Both climate risk and race are factors that may affect municipal bond yields, yet each has received relatively limited empirical research attention. The authors analyzed >712,000 municipal bonds representing nearly 2 trillion USD in par outstanding, focusing on credit spread or the difference between a debt issuer’s interest cost to borrow and a benchmark “risk-free” municipal rate. The relationship between credit spread and physical climate risk is significant and slightly positive, yet the coefficient indicates no meaningful spread penalty for increased physical climate risk.
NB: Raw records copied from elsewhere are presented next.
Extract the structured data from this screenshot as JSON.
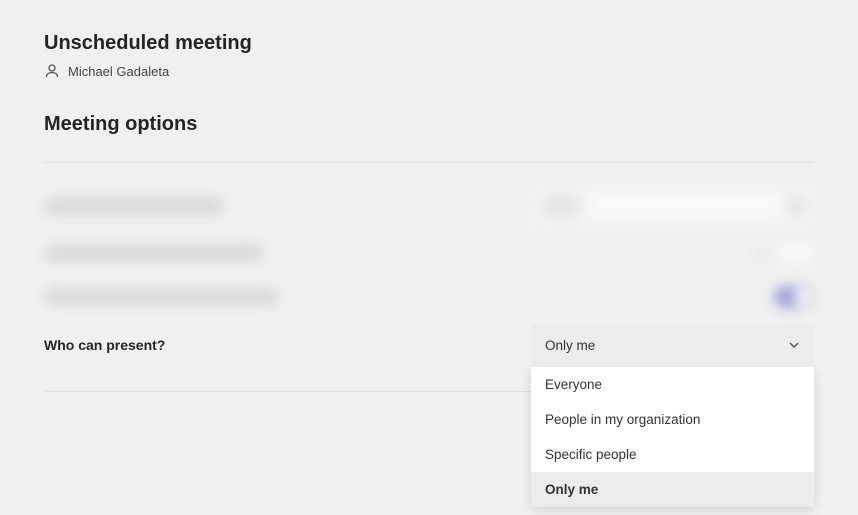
{
  "header": {
    "title": "Unscheduled meeting",
    "organizer": "Michael Gadaleta"
  },
  "section": {
    "title": "Meeting options"
  },
  "presenter": {
    "label": "Who can present?",
    "selected": "Only me",
    "options": [
      "Everyone",
      "People in my organization",
      "Specific people",
      "Only me"
    ]
  }
}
We also find that racial composition (the percent of a community that is Black) explains a statistically significant and meaningful portion of municipal credit spreads, even after controlling for a variety of variables in domains such as geographic location of issuer, bond structure (e.g., bond maturity), credit rating, and non-race economic variables (e.g., per capita income). Our combined findings indicate a systemic mispricing of risk in the municipal bond market, where race impacts the cost of capital, and climate does not.
Nicholas Institute for Environmental Policy Solutions